Besides the [$8,000 “stimulus”] tax credit, a wide selection of inventory and lower prices are also bringing out buyers who couldn’t have afforded entry-level homes in the Seattle area a few years ago.
“I think 2009 is going to be the year of the first-time homebuyers,” [John L. Scott Agent Ben] Hoefer said.
You get the idea. Then today we’ve got a special promotion! Lose your job? No worries, they’ll pay your mortgage (featured as the big above the fold, front page story).
Thornton Place, a big, new project near Northgate with cinemas and a creek, is offering prospective condo buyers a layoff-protection plan in hopes of spurring sales in this sour market.
Buy a condo, the developers say, and if you lose your job within a year they’ll make your mortgage payments for up to six months.
Thornton Place’s 109 condos have been on the market since last summer. None has sold, and now the complex is nearly finished.
“We were looking at what would get people off the fence,” said Jeff Cook, president and chief operating officer of Stellar Holdings, one of the companies building Thornton Place. “We think there’s a pretty big pent-up demand for housing.”
I think it’s interesting that developers and real estate professionals still don’t get the fact that there is little to no “pent-up demand.” During the bubble years, the industry borrowed demand from the future by offering ridiculous dangerous financing. Now the future has come, and that demand is gone because most everyone who may have qualified for a house in 2009 already bought one in 2006.
There’s plenty of fine print in the offer. It’s limited to 27 condos that are the targets of a new marketing campaign that launches this week. They start at $299,950 for a 595-square-foot one-bedroom unit.
Wow. Does this developer really not know why none of their 109 units have sold yet? $300k for 595 square feet? A cursory search of Redfin quickly reveals how ridiculously overpriced these are. For example, just six blocks north you can find five different comparably–sized units on the market at $170-$180k in the Forte Condos building. Dozens of similar examples can be found sprinkled throughout the surrounding neighborhood.

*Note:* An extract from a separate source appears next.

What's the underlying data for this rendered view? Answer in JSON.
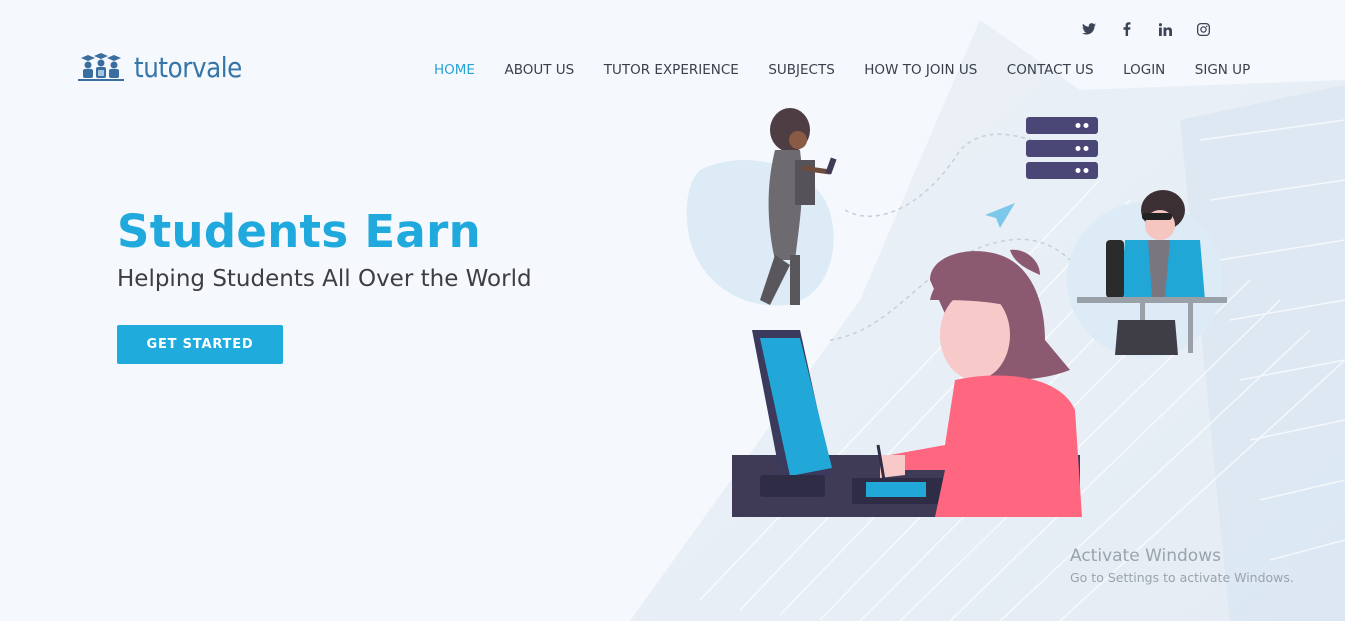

Yikes. I think it’s going to take more than a $15,000 backstop incentive and some free advertising in the Seattle Times to move these pads. Good luck with that.

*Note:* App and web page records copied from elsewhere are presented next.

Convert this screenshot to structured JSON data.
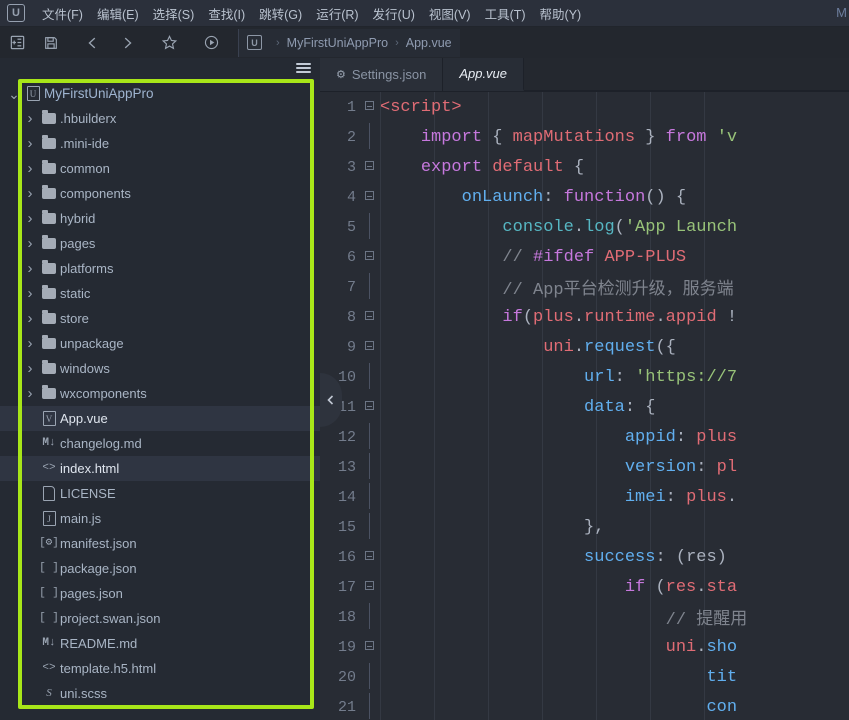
{
  "app": {
    "logo_letter": "U",
    "right_label": "M"
  },
  "menubar": {
    "items": [
      {
        "name": "file",
        "label": "文件(F)"
      },
      {
        "name": "edit",
        "label": "编辑(E)"
      },
      {
        "name": "select",
        "label": "选择(S)"
      },
      {
        "name": "find",
        "label": "查找(I)"
      },
      {
        "name": "goto",
        "label": "跳转(G)"
      },
      {
        "name": "run",
        "label": "运行(R)"
      },
      {
        "name": "publish",
        "label": "发行(U)"
      },
      {
        "name": "view",
        "label": "视图(V)"
      },
      {
        "name": "tools",
        "label": "工具(T)"
      },
      {
        "name": "help",
        "label": "帮助(Y)"
      }
    ]
  },
  "toolbar": {
    "buttons": [
      {
        "name": "new-file-button",
        "icon": "new-file-icon"
      },
      {
        "name": "save-button",
        "icon": "save-icon"
      },
      {
        "name": "back-button",
        "icon": "chevron-left-icon"
      },
      {
        "name": "forward-button",
        "icon": "chevron-right-icon"
      },
      {
        "name": "favorite-button",
        "icon": "star-icon"
      },
      {
        "name": "run-button",
        "icon": "play-circle-icon"
      }
    ],
    "breadcrumb": {
      "logo_letter": "U",
      "separator": "›",
      "items": [
        "MyFirstUniAppPro",
        "App.vue"
      ]
    }
  },
  "sidebar": {
    "menu_icon": "hamburger-icon",
    "tree": [
      {
        "label": "MyFirstUniAppPro",
        "type": "root",
        "icon": "project-icon",
        "expanded": true,
        "indent": 0,
        "selected": false
      },
      {
        "label": ".hbuilderx",
        "type": "folder",
        "icon": "folder-icon",
        "expanded": false,
        "indent": 1,
        "selected": false
      },
      {
        "label": ".mini-ide",
        "type": "folder",
        "icon": "folder-icon",
        "expanded": false,
        "indent": 1,
        "selected": false
      },
      {
        "label": "common",
        "type": "folder",
        "icon": "folder-icon",
        "expanded": false,
        "indent": 1,
        "selected": false
      },
      {
        "label": "components",
        "type": "folder",
        "icon": "folder-icon",
        "expanded": false,
        "indent": 1,
        "selected": false
      },
      {
        "label": "hybrid",
        "type": "folder",
        "icon": "folder-icon",
        "expanded": false,
        "indent": 1,
        "selected": false
      },
      {
        "label": "pages",
        "type": "folder",
        "icon": "folder-icon",
        "expanded": false,
        "indent": 1,
        "selected": false
      },
      {
        "label": "platforms",
        "type": "folder",
        "icon": "folder-icon",
        "expanded": false,
        "indent": 1,
        "selected": false
      },
      {
        "label": "static",
        "type": "folder",
        "icon": "folder-icon",
        "expanded": false,
        "indent": 1,
        "selected": false
      },
      {
        "label": "store",
        "type": "folder",
        "icon": "folder-icon",
        "expanded": false,
        "indent": 1,
        "selected": false
      },
      {
        "label": "unpackage",
        "type": "folder",
        "icon": "folder-icon",
        "expanded": false,
        "indent": 1,
        "selected": false
      },
      {
        "label": "windows",
        "type": "folder",
        "icon": "folder-icon",
        "expanded": false,
        "indent": 1,
        "selected": false
      },
      {
        "label": "wxcomponents",
        "type": "folder",
        "icon": "folder-icon",
        "expanded": false,
        "indent": 1,
        "selected": false
      },
      {
        "label": "App.vue",
        "type": "file",
        "icon": "vue-file-icon",
        "indent": 1,
        "selected": true
      },
      {
        "label": "changelog.md",
        "type": "file",
        "icon": "markdown-file-icon",
        "indent": 1,
        "selected": false
      },
      {
        "label": "index.html",
        "type": "file",
        "icon": "html-file-icon",
        "indent": 1,
        "selected": true
      },
      {
        "label": "LICENSE",
        "type": "file",
        "icon": "plain-file-icon",
        "indent": 1,
        "selected": false
      },
      {
        "label": "main.js",
        "type": "file",
        "icon": "js-file-icon",
        "indent": 1,
        "selected": false
      },
      {
        "label": "manifest.json",
        "type": "file",
        "icon": "manifest-file-icon",
        "indent": 1,
        "selected": false
      },
      {
        "label": "package.json",
        "type": "file",
        "icon": "json-file-icon",
        "indent": 1,
        "selected": false
      },
      {
        "label": "pages.json",
        "type": "file",
        "icon": "json-file-icon",
        "indent": 1,
        "selected": false
      },
      {
        "label": "project.swan.json",
        "type": "file",
        "icon": "json-file-icon",
        "indent": 1,
        "selected": false
      },
      {
        "label": "README.md",
        "type": "file",
        "icon": "markdown-file-icon",
        "indent": 1,
        "selected": false
      },
      {
        "label": "template.h5.html",
        "type": "file",
        "icon": "html-file-icon",
        "indent": 1,
        "selected": false
      },
      {
        "label": "uni.scss",
        "type": "file",
        "icon": "scss-file-icon",
        "indent": 1,
        "selected": false
      }
    ],
    "highlight_color": "#a8e619"
  },
  "editor": {
    "tabs": [
      {
        "label": "Settings.json",
        "icon": "gear-icon",
        "active": false
      },
      {
        "label": "App.vue",
        "icon": "",
        "active": true
      }
    ],
    "collapse_handle_icon": "chevron-left-icon",
    "code": {
      "language": "vue",
      "lines": [
        {
          "no": "1",
          "fold": "box",
          "indent": 0,
          "tokens": [
            {
              "t": "tag",
              "v": "<script>"
            }
          ]
        },
        {
          "no": "2",
          "fold": "bar",
          "indent": 1,
          "tokens": [
            {
              "t": "plain",
              "v": "    "
            },
            {
              "t": "kw",
              "v": "import"
            },
            {
              "t": "plain",
              "v": " "
            },
            {
              "t": "punc",
              "v": "{"
            },
            {
              "t": "plain",
              "v": " "
            },
            {
              "t": "var",
              "v": "mapMutations"
            },
            {
              "t": "plain",
              "v": " "
            },
            {
              "t": "punc",
              "v": "}"
            },
            {
              "t": "plain",
              "v": " "
            },
            {
              "t": "kw",
              "v": "from"
            },
            {
              "t": "plain",
              "v": " "
            },
            {
              "t": "str",
              "v": "'v"
            }
          ]
        },
        {
          "no": "3",
          "fold": "box",
          "indent": 1,
          "tokens": [
            {
              "t": "plain",
              "v": "    "
            },
            {
              "t": "kw",
              "v": "export"
            },
            {
              "t": "plain",
              "v": " "
            },
            {
              "t": "var",
              "v": "default"
            },
            {
              "t": "plain",
              "v": " "
            },
            {
              "t": "punc",
              "v": "{"
            }
          ]
        },
        {
          "no": "4",
          "fold": "box",
          "indent": 2,
          "tokens": [
            {
              "t": "plain",
              "v": "        "
            },
            {
              "t": "key",
              "v": "onLaunch"
            },
            {
              "t": "punc",
              "v": ":"
            },
            {
              "t": "plain",
              "v": " "
            },
            {
              "t": "kw",
              "v": "function"
            },
            {
              "t": "punc",
              "v": "()"
            },
            {
              "t": "plain",
              "v": " "
            },
            {
              "t": "punc",
              "v": "{"
            }
          ]
        },
        {
          "no": "5",
          "fold": "bar",
          "indent": 3,
          "tokens": [
            {
              "t": "plain",
              "v": "            "
            },
            {
              "t": "cyan",
              "v": "console"
            },
            {
              "t": "punc",
              "v": "."
            },
            {
              "t": "cyan",
              "v": "log"
            },
            {
              "t": "punc",
              "v": "("
            },
            {
              "t": "str",
              "v": "'App Launch"
            }
          ]
        },
        {
          "no": "6",
          "fold": "box",
          "indent": 3,
          "tokens": [
            {
              "t": "plain",
              "v": "            "
            },
            {
              "t": "cmt",
              "v": "// "
            },
            {
              "t": "kw",
              "v": "#ifdef"
            },
            {
              "t": "plain",
              "v": " "
            },
            {
              "t": "var",
              "v": "APP-PLUS"
            }
          ]
        },
        {
          "no": "7",
          "fold": "bar",
          "indent": 3,
          "tokens": [
            {
              "t": "plain",
              "v": "            "
            },
            {
              "t": "cmt",
              "v": "// App平台检测升级，服务端"
            }
          ]
        },
        {
          "no": "8",
          "fold": "box",
          "indent": 3,
          "tokens": [
            {
              "t": "plain",
              "v": "            "
            },
            {
              "t": "kw",
              "v": "if"
            },
            {
              "t": "punc",
              "v": "("
            },
            {
              "t": "var",
              "v": "plus"
            },
            {
              "t": "punc",
              "v": "."
            },
            {
              "t": "var",
              "v": "runtime"
            },
            {
              "t": "punc",
              "v": "."
            },
            {
              "t": "var",
              "v": "appid"
            },
            {
              "t": "plain",
              "v": " "
            },
            {
              "t": "punc",
              "v": "!"
            }
          ]
        },
        {
          "no": "9",
          "fold": "box",
          "indent": 4,
          "tokens": [
            {
              "t": "plain",
              "v": "                "
            },
            {
              "t": "var",
              "v": "uni"
            },
            {
              "t": "punc",
              "v": "."
            },
            {
              "t": "fn",
              "v": "request"
            },
            {
              "t": "punc",
              "v": "({"
            }
          ]
        },
        {
          "no": "10",
          "fold": "bar",
          "indent": 5,
          "tokens": [
            {
              "t": "plain",
              "v": "                    "
            },
            {
              "t": "key",
              "v": "url"
            },
            {
              "t": "punc",
              "v": ":"
            },
            {
              "t": "plain",
              "v": " "
            },
            {
              "t": "str",
              "v": "'https://7"
            }
          ]
        },
        {
          "no": "11",
          "fold": "box",
          "indent": 5,
          "tokens": [
            {
              "t": "plain",
              "v": "                    "
            },
            {
              "t": "key",
              "v": "data"
            },
            {
              "t": "punc",
              "v": ":"
            },
            {
              "t": "plain",
              "v": " "
            },
            {
              "t": "punc",
              "v": "{"
            }
          ]
        },
        {
          "no": "12",
          "fold": "bar",
          "indent": 6,
          "tokens": [
            {
              "t": "plain",
              "v": "                        "
            },
            {
              "t": "key",
              "v": "appid"
            },
            {
              "t": "punc",
              "v": ":"
            },
            {
              "t": "plain",
              "v": " "
            },
            {
              "t": "var",
              "v": "plus"
            }
          ]
        },
        {
          "no": "13",
          "fold": "bar",
          "indent": 6,
          "tokens": [
            {
              "t": "plain",
              "v": "                        "
            },
            {
              "t": "key",
              "v": "version"
            },
            {
              "t": "punc",
              "v": ":"
            },
            {
              "t": "plain",
              "v": " "
            },
            {
              "t": "var",
              "v": "pl"
            }
          ]
        },
        {
          "no": "14",
          "fold": "bar",
          "indent": 6,
          "tokens": [
            {
              "t": "plain",
              "v": "                        "
            },
            {
              "t": "key",
              "v": "imei"
            },
            {
              "t": "punc",
              "v": ":"
            },
            {
              "t": "plain",
              "v": " "
            },
            {
              "t": "var",
              "v": "plus"
            },
            {
              "t": "punc",
              "v": "."
            }
          ]
        },
        {
          "no": "15",
          "fold": "bar",
          "indent": 5,
          "tokens": [
            {
              "t": "plain",
              "v": "                    "
            },
            {
              "t": "punc",
              "v": "},"
            }
          ]
        },
        {
          "no": "16",
          "fold": "box",
          "indent": 5,
          "tokens": [
            {
              "t": "plain",
              "v": "                    "
            },
            {
              "t": "key",
              "v": "success"
            },
            {
              "t": "punc",
              "v": ":"
            },
            {
              "t": "plain",
              "v": " "
            },
            {
              "t": "punc",
              "v": "(res)"
            }
          ]
        },
        {
          "no": "17",
          "fold": "box",
          "indent": 6,
          "tokens": [
            {
              "t": "plain",
              "v": "                        "
            },
            {
              "t": "kw",
              "v": "if"
            },
            {
              "t": "plain",
              "v": " "
            },
            {
              "t": "punc",
              "v": "("
            },
            {
              "t": "var",
              "v": "res"
            },
            {
              "t": "punc",
              "v": "."
            },
            {
              "t": "var",
              "v": "sta"
            }
          ]
        },
        {
          "no": "18",
          "fold": "bar",
          "indent": 7,
          "tokens": [
            {
              "t": "plain",
              "v": "                            "
            },
            {
              "t": "cmt",
              "v": "// 提醒用"
            }
          ]
        },
        {
          "no": "19",
          "fold": "box",
          "indent": 7,
          "tokens": [
            {
              "t": "plain",
              "v": "                            "
            },
            {
              "t": "var",
              "v": "uni"
            },
            {
              "t": "punc",
              "v": "."
            },
            {
              "t": "fn",
              "v": "sho"
            }
          ]
        },
        {
          "no": "20",
          "fold": "bar",
          "indent": 8,
          "tokens": [
            {
              "t": "plain",
              "v": "                                "
            },
            {
              "t": "key",
              "v": "tit"
            }
          ]
        },
        {
          "no": "21",
          "fold": "bar",
          "indent": 8,
          "tokens": [
            {
              "t": "plain",
              "v": "                                "
            },
            {
              "t": "key",
              "v": "con"
            }
          ]
        }
      ]
    }
  }
}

[Edited to point out the front-page position of the condo story. Thanks for the heads up, Kary.]